Estate of Alvarez v. The Johns Hopkins University, No. 1:15-cv-00950 (D. Md. Sept. 7, 2016) [click for opinion]
Officials of the United States Public Health Service performed nonconsensual medical experiments on individuals in Guatemala from 1946 into the 1950s. These formerly secret experiments (the "Guatemala Study") became known in 2010. When that occurred, a group of 842 individual plaintiffs (including subjects of the Guatemala Study, their spouses, and descendants) sued The Johns Hopkins University, The Rockefeller Foundation, and Bristol-Myers for damages arising out of the Guatemala Study.
Defendants moved to dismiss Plaintiffs' Second Amended Complaint, arguing, among other things, that Plaintiffs had failed to state a cause of action under the Alien Tort Statute ("ATS"). The court disagreed.

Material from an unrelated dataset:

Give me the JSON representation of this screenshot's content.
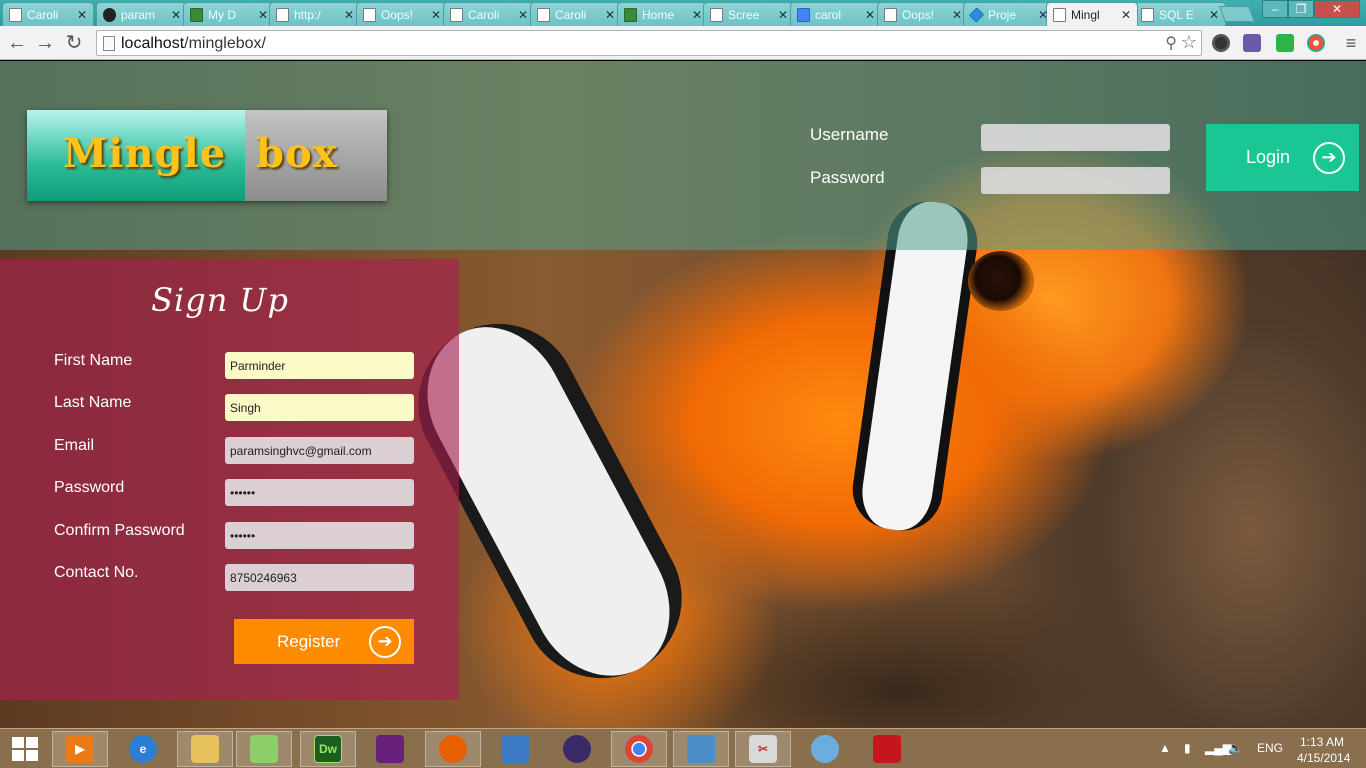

Under the ATS, an alien is permitted to bring a claim for torts committed in violation of the law of nations or a treaty of the United States. The court held that this predicate could be met here, as there was a norm of customary international law "prohibiting medical experimentation on human subjects without their consent."

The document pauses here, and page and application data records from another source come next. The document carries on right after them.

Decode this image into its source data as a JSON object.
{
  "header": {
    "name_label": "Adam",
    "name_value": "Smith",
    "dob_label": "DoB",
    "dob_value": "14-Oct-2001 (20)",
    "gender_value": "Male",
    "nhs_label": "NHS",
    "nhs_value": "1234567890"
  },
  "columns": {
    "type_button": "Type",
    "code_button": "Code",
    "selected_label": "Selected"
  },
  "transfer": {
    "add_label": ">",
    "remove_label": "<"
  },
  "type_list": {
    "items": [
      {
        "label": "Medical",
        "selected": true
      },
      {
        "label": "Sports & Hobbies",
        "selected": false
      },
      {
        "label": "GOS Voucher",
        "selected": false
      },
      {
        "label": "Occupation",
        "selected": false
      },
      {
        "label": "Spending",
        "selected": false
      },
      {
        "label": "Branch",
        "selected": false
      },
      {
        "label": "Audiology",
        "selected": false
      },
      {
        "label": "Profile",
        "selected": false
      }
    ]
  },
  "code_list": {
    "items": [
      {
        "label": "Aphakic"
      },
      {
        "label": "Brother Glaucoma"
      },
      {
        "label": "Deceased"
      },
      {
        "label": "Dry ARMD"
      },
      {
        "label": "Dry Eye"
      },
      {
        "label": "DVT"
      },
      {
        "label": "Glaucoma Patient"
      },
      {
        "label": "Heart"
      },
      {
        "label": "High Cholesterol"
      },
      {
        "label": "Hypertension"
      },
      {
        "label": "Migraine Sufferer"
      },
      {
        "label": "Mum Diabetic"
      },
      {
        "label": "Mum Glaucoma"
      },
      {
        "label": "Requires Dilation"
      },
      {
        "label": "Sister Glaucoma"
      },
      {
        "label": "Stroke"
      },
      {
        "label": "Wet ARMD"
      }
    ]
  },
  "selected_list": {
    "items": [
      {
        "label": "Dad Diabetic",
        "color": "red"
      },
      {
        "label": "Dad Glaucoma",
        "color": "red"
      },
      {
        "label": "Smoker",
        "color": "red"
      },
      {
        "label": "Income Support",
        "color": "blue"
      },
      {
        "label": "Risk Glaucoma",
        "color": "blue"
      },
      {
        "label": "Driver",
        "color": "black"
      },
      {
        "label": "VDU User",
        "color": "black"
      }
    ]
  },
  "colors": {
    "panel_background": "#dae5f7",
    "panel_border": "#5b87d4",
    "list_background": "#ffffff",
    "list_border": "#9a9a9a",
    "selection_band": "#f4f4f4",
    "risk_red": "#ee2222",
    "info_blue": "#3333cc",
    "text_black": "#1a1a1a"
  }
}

The court also considered how the statute of limitations should apply to these claims. Although the ATS does not itself contain a statute of limitations, federal courts have applied the ten-year statute from the closely analogous Torture Victims Protection Act. Thus, while the court here refused to find that there should be no limitations period for a violation of customary international law, it found at least certain claims could be timely under the more appropriate ten-year statute of limitations period.
Finally, the court also discussed corporate liability under the ATS. The court acknowledged that the current state of the law in the Second Circuit is that corporate liability is not permitted under the ATS. But pointing to a sharply divided Second Circuit in banc opinion—that acknowledged that all other circuits have held to the contrary—the court chose to follow the consensus that there can be corporate ATS liability. The court did not, however, reach the issue of whether corporate liability under the ATS was essentially equivalent to respondeat superior, and thus applicable only to corporate action at the entity's decision-making level.

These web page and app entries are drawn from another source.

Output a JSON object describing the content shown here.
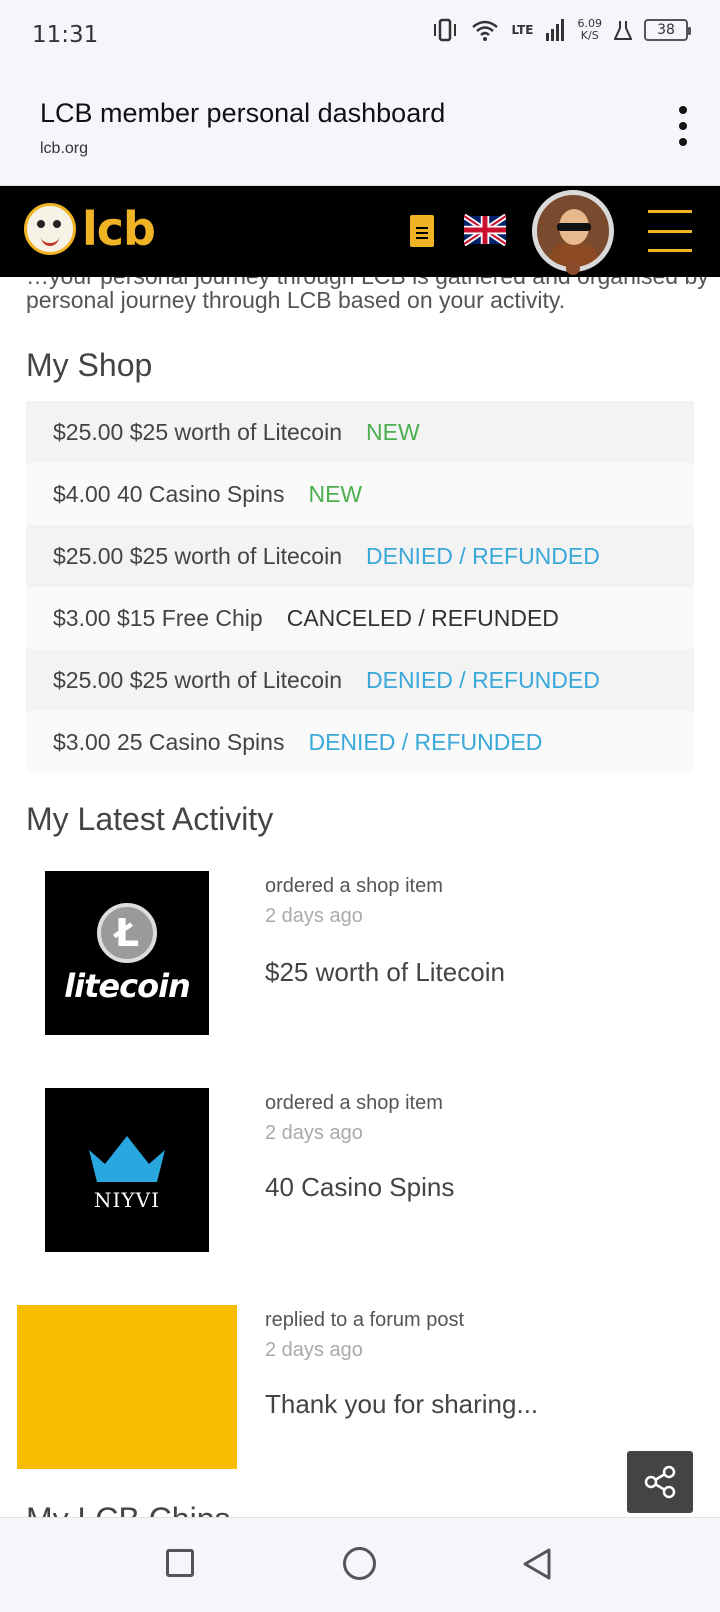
{
  "status_bar": {
    "time": "11:31",
    "net_speed_value": "6.09",
    "net_speed_unit": "K/S",
    "network": "LTE",
    "battery": "38",
    "icons": [
      "vibrate-icon",
      "wifi-icon",
      "signal-icon",
      "flask-icon",
      "battery-icon"
    ]
  },
  "browser": {
    "title": "LCB member personal dashboard",
    "url": "lcb.org",
    "menu_icon": "more-vert-icon"
  },
  "site_header": {
    "logo_text": "lcb",
    "icons": [
      "document-icon",
      "uk-flag-icon",
      "avatar",
      "hamburger-icon"
    ],
    "accent_color": "#f0b323"
  },
  "intro": {
    "cut_text": "…your personal journey through LCB is gathered and organised by",
    "text": "personal journey through LCB based on your activity."
  },
  "shop": {
    "heading": "My Shop",
    "items": [
      {
        "price": "$25.00",
        "name": "$25 worth of Litecoin",
        "status": "NEW",
        "status_type": "new"
      },
      {
        "price": "$4.00",
        "name": "40 Casino Spins",
        "status": "NEW",
        "status_type": "new"
      },
      {
        "price": "$25.00",
        "name": "$25 worth of Litecoin",
        "status": "DENIED / REFUNDED",
        "status_type": "denied"
      },
      {
        "price": "$3.00",
        "name": "$15 Free Chip",
        "status": "CANCELED / REFUNDED",
        "status_type": "canceled"
      },
      {
        "price": "$25.00",
        "name": "$25 worth of Litecoin",
        "status": "DENIED / REFUNDED",
        "status_type": "denied"
      },
      {
        "price": "$3.00",
        "name": "25 Casino Spins",
        "status": "DENIED / REFUNDED",
        "status_type": "denied"
      }
    ],
    "status_colors": {
      "new": "#4caf50",
      "denied": "#3aa8d8",
      "canceled": "#333333"
    }
  },
  "activity": {
    "heading": "My Latest Activity",
    "items": [
      {
        "action": "ordered a shop item",
        "time": "2 days ago",
        "title": "$25 worth of Litecoin",
        "thumb_label": "litecoin"
      },
      {
        "action": "ordered a shop item",
        "time": "2 days ago",
        "title": "40 Casino Spins",
        "thumb_label": "NIYVI"
      },
      {
        "action": "replied to a forum post",
        "time": "2 days ago",
        "title": "Thank you for sharing..."
      }
    ]
  },
  "next_section": {
    "heading": "My LCB Chips"
  },
  "share_icon": "share-icon",
  "nav": [
    "recents-icon",
    "home-icon",
    "back-icon"
  ]
}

Because certain claims were not sufficiently pled for each individual Plaintiff, the court granted the motion to dismiss, but granted leave for Plaintiffs to file a Third Amended Complaint asserting an appropriate foundation for its claims, including those brought under the ATS.